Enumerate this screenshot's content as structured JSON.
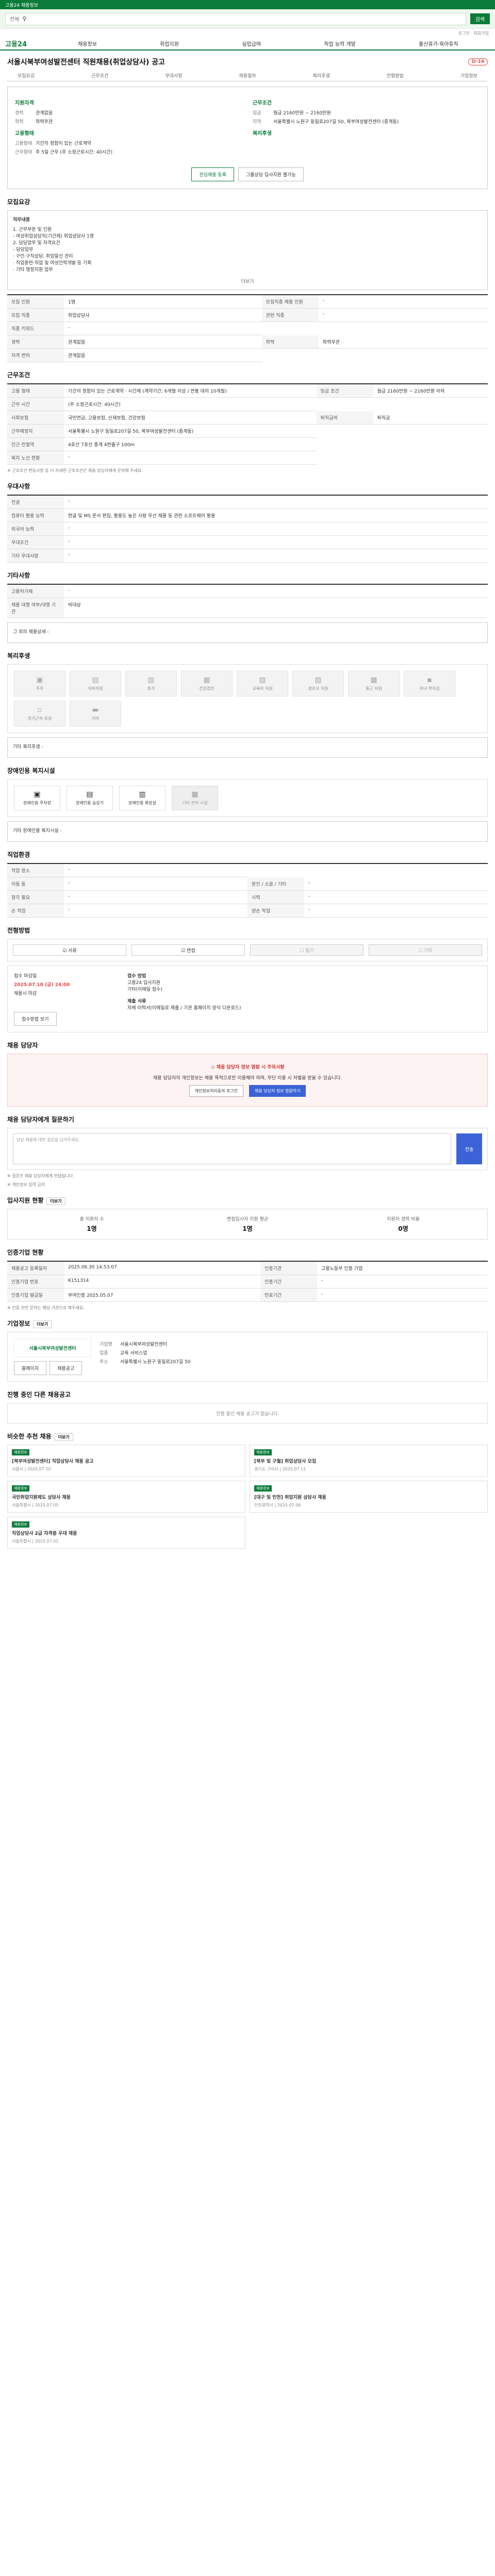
{
  "topbar": {
    "text": "고용24 채용정보"
  },
  "search": {
    "scope": "전체",
    "button": "검색"
  },
  "util": {
    "login": "로그인",
    "signup": "회원가입"
  },
  "gnb": {
    "logo": "고용24",
    "menu": [
      "채용정보",
      "취업지원",
      "실업급여",
      "직업 능력 개발",
      "출산휴가·육아휴직"
    ]
  },
  "page": {
    "title": "서울시북부여성발전센터 직원채용(취업상담사) 공고",
    "dday": "D-14"
  },
  "tabs": [
    "모집요강",
    "근무조건",
    "우대사항",
    "채용절차",
    "복리후생",
    "전형방법",
    "기업정보"
  ],
  "summary": {
    "left_h": "지원자격",
    "left": [
      [
        "경력",
        "관계없음"
      ],
      [
        "학력",
        "학력무관"
      ]
    ],
    "right_h": "근무조건",
    "right": [
      [
        "임금",
        "월급 2160만원 ~ 2160만원"
      ],
      [
        "지역",
        "서울특별시 노원구 동일로207길 50, 북부여성발전센터 (중계동)"
      ]
    ],
    "type_h": "고용형태",
    "type": [
      [
        "고용형태",
        "기간의 정함이 있는 근로계약"
      ],
      [
        "근무형태",
        "주 5일 근무 (주 소정근로시간: 40시간)"
      ]
    ],
    "benefit_h": "복리후생",
    "btn1": "관심채용 등록",
    "btn2": "그룹상담 입사지원 불가능"
  },
  "sec1": {
    "title": "모집요강",
    "duty_label": "직무내용",
    "duty_lines": [
      "1. 근무부문 및 인원",
      "- 여성취업상담직(기간제) 취업상담사 1명",
      "2. 담당업무 및 자격요건",
      "- 담당업무",
      "· 구인·구직상담, 취업알선 관리",
      "· 직업훈련·직업 및 여성인력개발 등 기획",
      "· 기타 행정지원 업무"
    ],
    "more": "더보기",
    "rows": [
      [
        "모집 인원",
        "1명",
        "모집직종 채용 인원",
        "-"
      ],
      [
        "모집 직종",
        "취업상담사",
        "관련 직종",
        "-"
      ],
      [
        "직종 키워드",
        "-",
        "",
        ""
      ],
      [
        "경력",
        "관계없음",
        "학력",
        "학력무관"
      ],
      [
        "자격 면허",
        "관계없음",
        "",
        ""
      ]
    ]
  },
  "sec2": {
    "title": "근무조건",
    "rows": [
      [
        "고용 형태",
        "기간의 정함이 있는 근로계약 · 시간제 (계약기간: 6개월 이상 / 연봉 대리 10개월)",
        "임금 조건",
        "월급 2160만원 ~ 2160만원 이하"
      ],
      [
        "근무 시간",
        "(주 소정근로시간: 40시간)",
        "",
        ""
      ],
      [
        "사회보험",
        "국민연금, 고용보험, 산재보험, 건강보험",
        "퇴직급여",
        "퇴직금"
      ],
      [
        "근무예정지",
        "서울특별시 노원구 동일로207길 50, 북부여성발전센터 (중계동)",
        "",
        ""
      ],
      [
        "인근 전철역",
        "4호선 7호선 중계 4번출구 100m",
        "",
        ""
      ],
      [
        "복지 노선 현황",
        "-",
        "",
        ""
      ]
    ],
    "note": "※ 근로조건 변동사항 등 더 자세한 근로조건은 채용 담당자에게 문의해 주세요."
  },
  "sec3": {
    "title": "우대사항",
    "rows": [
      [
        "전공",
        "-"
      ],
      [
        "컴퓨터 활용 능력",
        "한글 및 MS 문서 편집, 활용도 높은 사람 우선 채용 등 관련 소프트웨어 활용"
      ],
      [
        "외국어 능력",
        "-"
      ],
      [
        "우대조건",
        "-"
      ],
      [
        "기타 우대사항",
        "-"
      ]
    ]
  },
  "sec4": {
    "title": "기타사항",
    "rows": [
      [
        "고용허가제",
        "-"
      ],
      [
        "채용 대행 여부/대행 기관",
        "비대상"
      ]
    ],
    "extra": "그 외의 채용상세 -"
  },
  "sec5": {
    "title": "복리후생",
    "icons": [
      [
        "주차",
        "▣"
      ],
      [
        "식비지원",
        "▤"
      ],
      [
        "휴가",
        "▥"
      ],
      [
        "건강검진",
        "▦"
      ],
      [
        "교육비 지원",
        "▧"
      ],
      [
        "경조사 지원",
        "▨"
      ],
      [
        "통근 지원",
        "▩"
      ],
      [
        "자녀 학자금",
        "▪"
      ],
      [
        "장기근속 포상",
        "▫"
      ],
      [
        "기타",
        "▬"
      ]
    ],
    "extra": "기타 복리후생 -"
  },
  "sec6": {
    "title": "장애인용 복지시설",
    "items": [
      [
        "장애인용 주차장",
        "▣",
        true
      ],
      [
        "장애인용 승강기",
        "▤",
        true
      ],
      [
        "장애인용 화장실",
        "▥",
        true
      ],
      [
        "기타 편의 시설",
        "▦",
        false
      ]
    ],
    "extra": "기타 장애인용 복지시설 -"
  },
  "sec7": {
    "title": "직업환경",
    "rows": [
      [
        "작업 장소",
        "-",
        "",
        ""
      ],
      [
        "이동 동",
        "-",
        "분진 / 소음 / 기타",
        "-"
      ],
      [
        "청각 필요",
        "-",
        "시력",
        "-"
      ],
      [
        "손 작업",
        "-",
        "양손 작업",
        "-"
      ]
    ]
  },
  "sec8": {
    "title": "전형방법",
    "methods": [
      [
        "서류",
        true
      ],
      [
        "면접",
        true
      ],
      [
        "필기",
        false
      ],
      [
        "기타",
        false
      ]
    ],
    "rc_label1": "접수 마감일",
    "rc_date": "2025.07.18 (금) 24:00",
    "rc_sub": "채용시 마감",
    "rc_label2": "접수 방법",
    "rc_method": "고용24 입사지원",
    "rc_method2": "기타(이메일 접수)",
    "rc_doc_label": "제출 서류",
    "rc_docs": "자체 이력서(이메일로 제출 / 기관 홈페이지 양식 다운로드)",
    "rc_btn": "접수방법 보기"
  },
  "sec9": {
    "title": "채용 담당자",
    "warn": "채용 담당자 정보 열람 시 주의사항",
    "body": "채용 담당자의 개인정보는 채용 목적으로만 이용해야 하며, 무단 이용 시 처벌을 받을 수 있습니다.",
    "b1": "개인정보처리동의 로그인",
    "b2": "채용 담당자 정보 열람하기"
  },
  "sec10": {
    "title": "채용 담당자에게 질문하기",
    "placeholder": "담당 채용에 대한 질문을 남겨주세요.",
    "send": "전송",
    "notes": [
      "※ 질문은 채용 담당자에게 전달됩니다.",
      "※ 개인정보 입력 금지"
    ]
  },
  "sec11": {
    "title": "입사지원 현황",
    "more": "더보기",
    "stats": [
      [
        "총 지원자 수",
        "1명"
      ],
      [
        "면접입사자 지원 평균",
        "1명"
      ],
      [
        "지원자 경력 비율",
        "0명"
      ]
    ]
  },
  "sec12": {
    "title": "인증기업 현황",
    "rows": [
      [
        "채용공고 등록일자",
        "2025.06.30 14:53:07",
        "인증기관",
        "고용노동부 인증 기업"
      ],
      [
        "인증기업 번호",
        "K151314",
        "인증기간",
        "-"
      ],
      [
        "인증기업 발급일",
        "부여인증 2025.05.07",
        "만료기간",
        "-"
      ]
    ],
    "notes": [
      "※ 인증 관련 문의는 해당 기관으로 해주세요."
    ]
  },
  "sec13": {
    "title": "기업정보",
    "more": "더보기",
    "logo": "서울시북부여성발전센터",
    "rows": [
      [
        "기업명",
        "서울시북부여성발전센터"
      ],
      [
        "업종",
        "교육 서비스업"
      ],
      [
        "주소",
        "서울특별시 노원구 동일로207길 50"
      ]
    ],
    "btn1": "홈페이지",
    "btn2": "채용공고"
  },
  "sec14": {
    "title": "진행 중인 다른 채용공고",
    "empty": "진행 중인 채용 공고가 없습니다."
  },
  "sec15": {
    "title": "비슷한 추천 채용",
    "more": "더보기",
    "cards": [
      [
        "채용정보",
        "[북부여성발전센터] 직업상담사 채용 공고",
        "서울시",
        "2025.07.10"
      ],
      [
        "채용정보",
        "[북부 및 구월] 취업상담사 모집",
        "경기도 구리시",
        "2025.07.11"
      ],
      [
        "채용정보",
        "국민취업지원제도 상담사 채용",
        "서울특별시",
        "2025.07.05"
      ],
      [
        "채용정보",
        "[대구 및 인천] 취업지원 상담사 채용",
        "인천광역시",
        "2025.07.08"
      ],
      [
        "채용정보",
        "직업상담사 2급 자격증 우대 채용",
        "서울특별시",
        "2025.07.01"
      ]
    ]
  }
}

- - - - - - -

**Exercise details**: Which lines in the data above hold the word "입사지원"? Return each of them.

**Solved exercise**:
    "btn2": "그룹상담 입사지원 불가능"
    "rc_method": "고용24 입사지원",
    "title": "입사지원 현황",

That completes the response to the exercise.